Sure, there are loud voices that seem to feed into certain conclusions about what religious people think about science and scientists. (Consider creationist Ken Ham’s attempts to discredit the theory of evolution.) But, as with any issue, the loudest or most prominent voices are not necessarily the most representative.

Reid Murchison 12-29-2017

A "just business" convening at the Summit for Change 2017. 

As one who enjoys the benefits of privilege in today's world, I felt it important to submit my own sense of what is just and right to other perspectives, especially other perspectives that are informed by biblical witness and the Christian gospel. The 2017 Summit represented that sort of challenge for me.

Joe Kay 12-29-2017

How do we become more prophetic?

First, we spend time with God each day growing into the vision. Day by day, we see ourselves and our world through God’s eyes a little more clearly.

the Web Editors 12-29-2017

2. From Evangelicals to Witches: How Religion Shaped 2017

Vox highlights four major religious trends, shifts, and changes in 2017, and ends with a little dose of optimism for 2018.

3. Real Gratitude Shouldn’t Be Easy: On ‘It’s a Wonderful Life’

“At our frequent worst, gratitude isn’t something we feel so much as calculate, tallying our advantages to weigh against the miseries of others. In the privacy of our own minds, our gratitude can bear a family resemblance to schadenfreude—a secret reassurance that others will always have it worse.”

Jim Wallis 12-28-2017
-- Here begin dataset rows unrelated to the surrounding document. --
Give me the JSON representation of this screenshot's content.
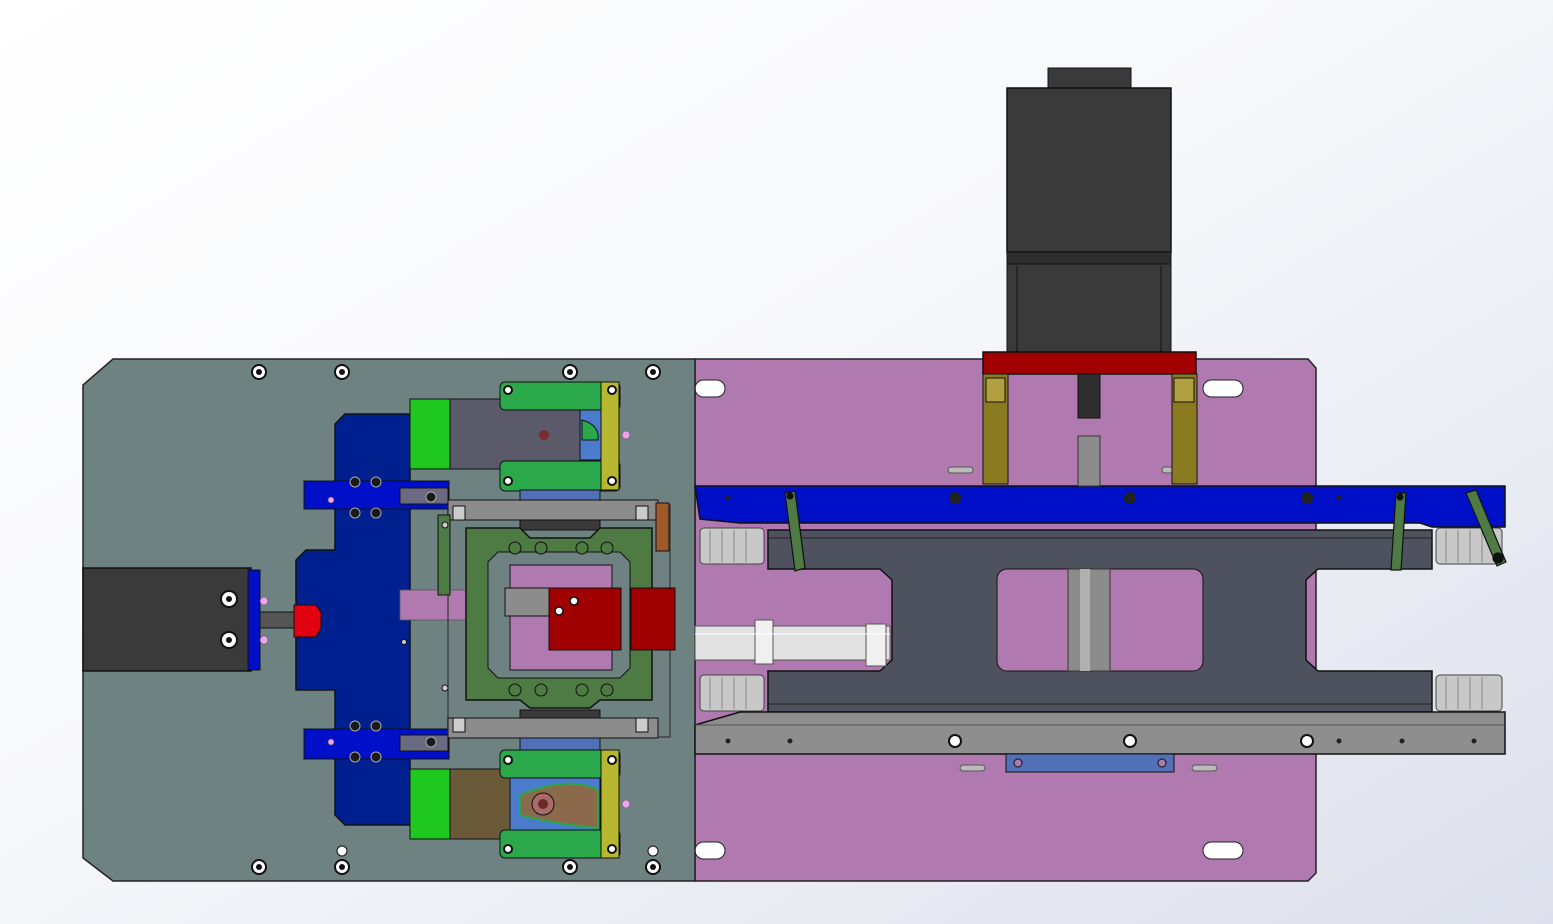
{
  "viewport": {
    "label": "",
    "background_colors": [
      "#ffffff",
      "#dde0ec"
    ]
  },
  "colors": {
    "left_plate": "#6e8282",
    "right_plate": "#b07ab0",
    "blue_dark": "#002090",
    "blue_bright": "#0010c8",
    "green": "#1ec81e",
    "green_frame": "#2aa84a",
    "olive_frame": "#4e7a44",
    "red": "#a00000",
    "motor": "#3a3a3a",
    "slate": "#4e525e",
    "gray_bar": "#8e8e8e",
    "tan": "#8a7a22",
    "yellow": "#b8b830"
  },
  "components": {
    "motor": "stepper-motor",
    "motor_mount": "red-motor-bracket",
    "left_plate": "gray-base-plate",
    "right_plate": "purple-base-plate",
    "belt_beam": "blue-rail",
    "lower_rail": "gray-rail",
    "carriage": "slate-carriage",
    "gripper_frame": "green-gripper-frame",
    "actuator_block": "red-actuator-block"
  }
}
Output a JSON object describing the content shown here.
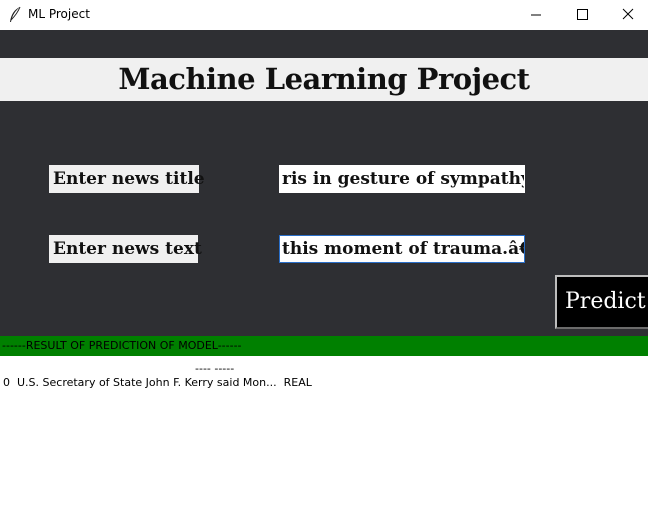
{
  "window": {
    "title": "ML Project",
    "controls": [
      "minimize",
      "maximize",
      "close"
    ]
  },
  "heading": "Machine Learning Project",
  "form": {
    "title_label": "Enter news title",
    "title_value": "ris in gesture of sympathy",
    "text_label": "Enter news text",
    "text_value": "this moment of trauma.â€"
  },
  "predict_label": "Predict",
  "result": {
    "header": "------RESULT OF PREDICTION OF MODEL------",
    "line1": "---- -----",
    "line2": "0  U.S. Secretary of State John F. Kerry said Mon...  REAL"
  },
  "colors": {
    "background": "#2e2f33",
    "result_bar": "#008000",
    "predict_button": "#000000"
  },
  "icons": {
    "app": "feather-icon",
    "minimize": "minimize-icon",
    "maximize": "maximize-icon",
    "close": "close-icon"
  }
}
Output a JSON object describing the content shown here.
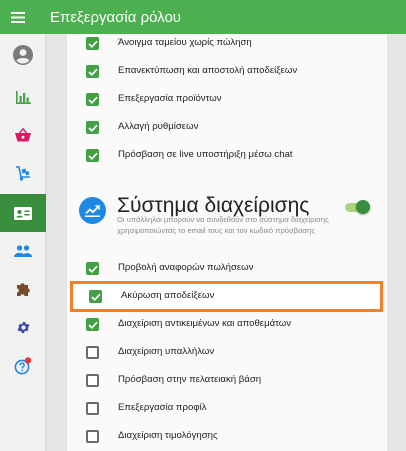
{
  "header": {
    "title": "Επεξεργασία ρόλου"
  },
  "sidebar": {
    "items": [
      {
        "name": "account",
        "icon": "account-circle-icon",
        "active": false
      },
      {
        "name": "reports",
        "icon": "bar-chart-icon",
        "active": false
      },
      {
        "name": "sales",
        "icon": "shopping-basket-icon",
        "active": false
      },
      {
        "name": "inventory",
        "icon": "delivery-cart-icon",
        "active": false
      },
      {
        "name": "employees",
        "icon": "id-card-icon",
        "active": true
      },
      {
        "name": "customers",
        "icon": "people-icon",
        "active": false
      },
      {
        "name": "integrations",
        "icon": "puzzle-icon",
        "active": false
      },
      {
        "name": "settings",
        "icon": "gear-icon",
        "active": false
      },
      {
        "name": "help",
        "icon": "help-icon",
        "active": false,
        "has_badge": true
      }
    ]
  },
  "pos_permissions": [
    {
      "label": "Άνοιγμα ταμείου χωρίς πώληση",
      "checked": true
    },
    {
      "label": "Επανεκτύπωση και αποστολή αποδείξεων",
      "checked": true
    },
    {
      "label": "Επεξεργασία προϊόντων",
      "checked": true
    },
    {
      "label": "Αλλαγή ρυθμίσεων",
      "checked": true
    },
    {
      "label": "Πρόσβαση σε live υποστήριξη μέσω chat",
      "checked": true
    }
  ],
  "backoffice": {
    "title": "Σύστημα διαχείρισης",
    "description": "Οι υπάλληλοι μπορούν να συνδεθούν στο σύστημα διαχείρισης χρησιμοποιώντας το email τους και τον κωδικό πρόσβασης",
    "enabled": true,
    "permissions": [
      {
        "label": "Προβολή αναφορών πωλήσεων",
        "checked": true
      },
      {
        "label": "Ακύρωση αποδείξεων",
        "checked": true,
        "highlighted": true
      },
      {
        "label": "Διαχείριση αντικειμένων και αποθεμάτων",
        "checked": true
      },
      {
        "label": "Διαχείριση υπαλλήλων",
        "checked": false
      },
      {
        "label": "Πρόσβαση στην πελατειακή βάση",
        "checked": false
      },
      {
        "label": "Επεξεργασία προφίλ",
        "checked": false
      },
      {
        "label": "Διαχείριση τιμολόγησης",
        "checked": false
      }
    ]
  },
  "colors": {
    "primary": "#4caf50",
    "active_nav": "#388e3c",
    "highlight": "#f0812c"
  }
}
Start by saying yes: to God’s love, to engaged citizenship, to service to what is right, and courageous resistance to what is wrong. 
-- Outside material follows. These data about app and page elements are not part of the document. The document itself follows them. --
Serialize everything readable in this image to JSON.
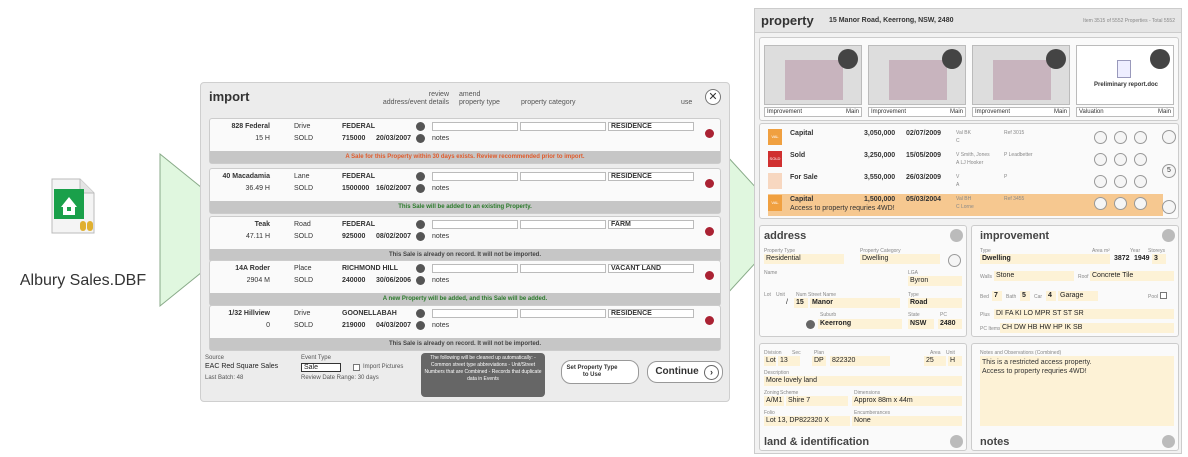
{
  "file": {
    "label": "Albury Sales.DBF",
    "icon": "database-file-icon"
  },
  "import": {
    "title": "import",
    "headers": {
      "review": "review",
      "address": "address/event details",
      "amend": "amend",
      "ptype": "property type",
      "pcat": "property category",
      "use": "use"
    },
    "records": [
      {
        "num": "828 Federal",
        "stype": "Drive",
        "suburb": "FEDERAL",
        "area": "15 H",
        "status": "SOLD",
        "price": "715000",
        "date": "20/03/2007",
        "notes": "notes",
        "category": "RESIDENCE",
        "message": "A Sale for this Property within 30 days exists. Review recommended prior to import.",
        "msgcolor": "#e05a2a"
      },
      {
        "num": "40 Macadamia",
        "stype": "Lane",
        "suburb": "FEDERAL",
        "area": "36.49 H",
        "status": "SOLD",
        "price": "1500000",
        "date": "16/02/2007",
        "notes": "notes",
        "category": "RESIDENCE",
        "message": "This Sale will be added to an existing Property.",
        "msgcolor": "#2a7a2a"
      },
      {
        "num": "Teak",
        "stype": "Road",
        "suburb": "FEDERAL",
        "area": "47.11 H",
        "status": "SOLD",
        "price": "925000",
        "date": "08/02/2007",
        "notes": "notes",
        "category": "FARM",
        "message": "This Sale is already on record. It will not be imported.",
        "msgcolor": "#444444"
      },
      {
        "num": "14A Roder",
        "stype": "Place",
        "suburb": "RICHMOND HILL",
        "area": "2904 M",
        "status": "SOLD",
        "price": "240000",
        "date": "30/06/2006",
        "notes": "notes",
        "category": "VACANT LAND",
        "message": "A new Property will be added, and this Sale will be added.",
        "msgcolor": "#2a7a2a"
      },
      {
        "num": "1/32 Hillview",
        "stype": "Drive",
        "suburb": "GOONELLABAH",
        "area": "0",
        "status": "SOLD",
        "price": "219000",
        "date": "04/03/2007",
        "notes": "notes",
        "category": "RESIDENCE",
        "message": "This Sale is already on record. It will not be imported.",
        "msgcolor": "#444444"
      }
    ],
    "source_label": "Source",
    "source": "EAC Red Square Sales",
    "last_batch": "Last Batch: 48",
    "event_type_label": "Event Type",
    "event_type": "Sale",
    "import_pictures": "Import Pictures",
    "review_range": "Review Date Range: 30 days",
    "cleanup_note": "The following will be cleaned up automatically: - Common street type abbreviations - Unit/Street Numbers that are Combined - Records that duplicate data in Events",
    "set_prop_btn": "Set Property Type to Use",
    "continue_btn": "Continue"
  },
  "property": {
    "title": "property",
    "address": "15 Manor Road, Keerrong, NSW, 2480",
    "item_info": "Item 3515 of 5552 Properties - Total 5552",
    "thumbs": [
      {
        "label": "Improvement",
        "main": "Main"
      },
      {
        "label": "Improvement",
        "main": "Main"
      },
      {
        "label": "Improvement",
        "main": "Main"
      },
      {
        "label": "Valuation",
        "main": "Main",
        "doc": "Preliminary report.doc"
      }
    ],
    "sales": [
      {
        "tag": "VAL",
        "type": "Capital",
        "price": "3,050,000",
        "date": "02/07/2009",
        "party": "Val BK",
        "party2": "C",
        "ref": "Ref 3015"
      },
      {
        "tag": "SOLD",
        "type": "Sold",
        "price": "3,250,000",
        "date": "15/05/2009",
        "party": "V Smith, Jones",
        "party2": "A LJ Hooker",
        "ref": "P Leadbetter"
      },
      {
        "tag": "",
        "type": "For Sale",
        "price": "3,550,000",
        "date": "26/03/2009",
        "party": "V",
        "party2": "A",
        "ref": "P"
      },
      {
        "tag": "VAL",
        "type": "Capital",
        "price": "1,500,000",
        "date": "05/03/2004",
        "party": "Val BH",
        "party2": "C Lorne",
        "ref": "Ref 3455",
        "note": "Access to property requries 4WD!"
      }
    ],
    "side_count": "5",
    "address_sec": {
      "title": "address",
      "ptype_l": "Property Type",
      "ptype": "Residential",
      "pcat_l": "Property Category",
      "pcat": "Dwelling",
      "name_l": "Name",
      "lga_l": "LGA",
      "lga": "Byron",
      "lot_l": "Lot",
      "unit_l": "Unit",
      "num_l": "Num",
      "street_l": "Street Name",
      "type_l": "Type",
      "num": "15",
      "street": "Manor",
      "stype": "Road",
      "slash": "/",
      "suburb_l": "Suburb",
      "state_l": "State",
      "pc_l": "PC",
      "suburb": "Keerrong",
      "state": "NSW",
      "pc": "2480"
    },
    "improvement": {
      "title": "improvement",
      "type_l": "Type",
      "area_l": "Area m²",
      "year_l": "Year",
      "storeys_l": "Storeys",
      "type": "Dwelling",
      "area": "3872",
      "year": "1949",
      "storeys": "3",
      "walls_l": "Walls",
      "walls": "Stone",
      "roof_l": "Roof",
      "roof": "Concrete Tile",
      "bed_l": "Bed",
      "bed": "7",
      "bath_l": "Bath",
      "bath": "5",
      "car_l": "Car",
      "car": "4",
      "garage": "Garage",
      "pool_l": "Pool",
      "plus_l": "Plus",
      "plus": "DI FA KI LO MPR ST ST SR",
      "pc_items_l": "PC Items",
      "pc_items": "CH DW HB HW HP IK SB"
    },
    "land": {
      "title": "land & identification",
      "div_l": "Division",
      "sec_l": "Sec",
      "plan_l": "Plan",
      "area_l": "Area",
      "unit_l": "Unit",
      "lot": "Lot",
      "lot_num": "13",
      "plan_t": "DP",
      "plan": "822320",
      "area": "25",
      "unit": "H",
      "desc_l": "Description",
      "desc": "More lovely land",
      "zoning_l": "Zoning",
      "scheme_l": "Scheme",
      "dims_l": "Dimensions",
      "zoning": "A/M1",
      "scheme": "Shire 7",
      "dims": "Approx 88m x 44m",
      "folio_l": "Folio",
      "enc_l": "Encumberances",
      "folio": "Lot 13, DP822320 X",
      "enc": "None"
    },
    "notes": {
      "title": "notes",
      "label": "Notes and Observations (Combined)",
      "text1": "This is a restricted access property.",
      "text2": "Access to property requries 4WD!"
    }
  }
}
2017 was a year in which people were all too often treated as means to an end.

Perhaps in 2018 we can inscribe a different kind of a lesson.

Jim Wallis 12-21-2017
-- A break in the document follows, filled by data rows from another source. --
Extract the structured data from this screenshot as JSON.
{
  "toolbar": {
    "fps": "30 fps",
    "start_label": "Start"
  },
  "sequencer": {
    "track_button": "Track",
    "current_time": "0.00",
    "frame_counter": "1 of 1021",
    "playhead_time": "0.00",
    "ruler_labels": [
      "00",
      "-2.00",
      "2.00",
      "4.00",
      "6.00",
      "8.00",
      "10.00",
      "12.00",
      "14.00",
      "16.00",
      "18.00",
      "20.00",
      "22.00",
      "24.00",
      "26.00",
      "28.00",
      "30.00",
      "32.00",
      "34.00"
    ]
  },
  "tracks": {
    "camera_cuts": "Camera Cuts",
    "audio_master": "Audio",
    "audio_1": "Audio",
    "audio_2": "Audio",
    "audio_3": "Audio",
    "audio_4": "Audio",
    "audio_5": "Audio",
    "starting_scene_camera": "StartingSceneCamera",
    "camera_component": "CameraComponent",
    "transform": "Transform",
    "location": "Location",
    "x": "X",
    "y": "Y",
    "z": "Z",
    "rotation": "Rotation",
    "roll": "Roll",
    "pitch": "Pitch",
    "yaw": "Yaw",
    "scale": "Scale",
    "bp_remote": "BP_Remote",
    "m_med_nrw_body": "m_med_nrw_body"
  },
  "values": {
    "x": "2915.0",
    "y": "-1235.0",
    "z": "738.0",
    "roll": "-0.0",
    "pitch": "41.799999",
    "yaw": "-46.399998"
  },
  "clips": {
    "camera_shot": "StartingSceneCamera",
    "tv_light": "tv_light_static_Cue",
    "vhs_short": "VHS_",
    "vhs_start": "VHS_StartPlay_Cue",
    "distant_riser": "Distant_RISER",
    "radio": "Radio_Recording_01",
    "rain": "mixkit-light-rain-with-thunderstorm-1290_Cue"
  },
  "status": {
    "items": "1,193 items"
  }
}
We feel the darkness all around and need to see some light. We feel hopelessness every day and need some hope. We feel despair for our nation’s life and future and need to see and hear some truth. We see authoritarian political leadership on the rise, a White House that literally puts democracy at risk, and feel the need to make clear where true authority lies.

But Christmas says ...

Image via Jonathan Wilson-Hartgrove

When the Magi told King Herod about the heaven-sent child they’d come to honor, Herod also issued an executive order — kill every Hebrew child under 2. Herod’s henchmen would have slaughtered the Christ child along with the others had his parents not acted quickly to cross a border and protect their baby. Mary and Joseph were dreamers before Jesus. To prepare for Christmas is to remember Mary and Joseph’s dream and the civil disobedience it inspired.

Boz Tchividjian 12-19-2017

As the dark horrors of sexual abuse finally begin to surface across all spectrums of our society, we are once again reminded that our churches are not immune from this wickedness. The #metoo and #churchtoo movements are a sobering and painful reminder that a dark winter exists inside the church … a community that claims to follow the One who is the Light of the world.

Joe Kay 12-19-2017

We feel a deep darkness in our world and in our society right now. We can almost taste it, touch it, and smell it. This darkness invades our souls like a damp, long, December night, bringing a chill all the way inside.

Natalie Patton 12-19-2017

Image via Hafiz Johari/Shutterstock 

I ask myself how we got here, why the American church has hardened its hearts to refugees when one of the major themes of the Bible is welcoming the stranger. How did we lose trust in a vetting system that has worked for decades? How did we begin to see refugees as dangerous when there is no statistical evidence to back it up? How did we forget that so many of us are descendants of people who were oppressed and looking for a better life? How did we stop seeing the beauty of American culture as coming from a collision of cultures? How did we lose our way — did it happen overnight or has it been slowly brewing for a long time?

Joe Kay 12-18-2017

Jesus actively participated in the lives of everyone whom he met by offering them love, acceptance, and healing. He particularly sought out and served those whom religious folk deemed to be great sinners.